Reform and Change in Contemporary Japanese Public Administration


Dr. Koichi Kawai
Panel Code
RC32.15
Language
English
Co-chair

The past twenty years were an era of administrative reform in Japan. Until the 1980s, Japanese bureaucracy had been considered as one with high ability to make a significant contribution to economic development. However, the paradigm change was strongly required for Japanese administration after the end of successful economic growth. Thus, pursuant to the global trend of administrative reforms, the last two decades witnessed the series of extensive administrative reforms not only in government institutions but also in different public policy areas. These include decentralisation, regulatory reforms, restructure of public sector organisations, and so on.
This panel will altogether discuss the consequences of Japanese governmental reforms with a special focus on changes caused by the reforms: whether and how changes have been made, and if the reforms do not result in changes, why the unchanged situations happen.
In doing so, this panel will comprise five papers that explore reform and change in public administration and policy in both central and local governments of Japan. Kido’s paper will explore the consequence of decentralization reform by examining the relation between the city category established in the decentralization and public policy provision at Japanese municipalities. Hayakawa’s paper will analyse changes of regulator’s role in the policymaking process, focusing on the regulatory policy reform for health or safety issues. Morikawa’s paper will report governments’ attempts to make public policies efficient with ‘big data,’ identifying barriers of data utilization they have faced. Kawai’s paper will test a hypothesis in the study of the institutional design of administrative agencies. It will explore how administrative agency independence changed in Japan.
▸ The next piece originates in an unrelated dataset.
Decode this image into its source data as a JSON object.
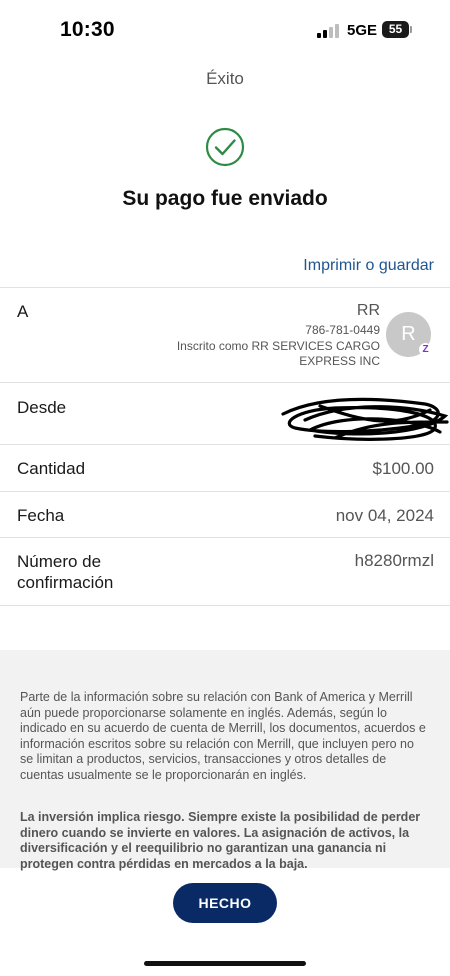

Iizuka’s paper will address the trajectories and consequences of agency reform or ‘agencification’ in the central government with a focus on its metamorphosis and the agencies’ perception about reforms captured by a survey.
Overall, by exploring multiple reform cases in contemporary Japan from various angles, this panel will contribute to discussion not only on Asian and Pacific studies but also as to empirical and theoretical studies of public administration and policy.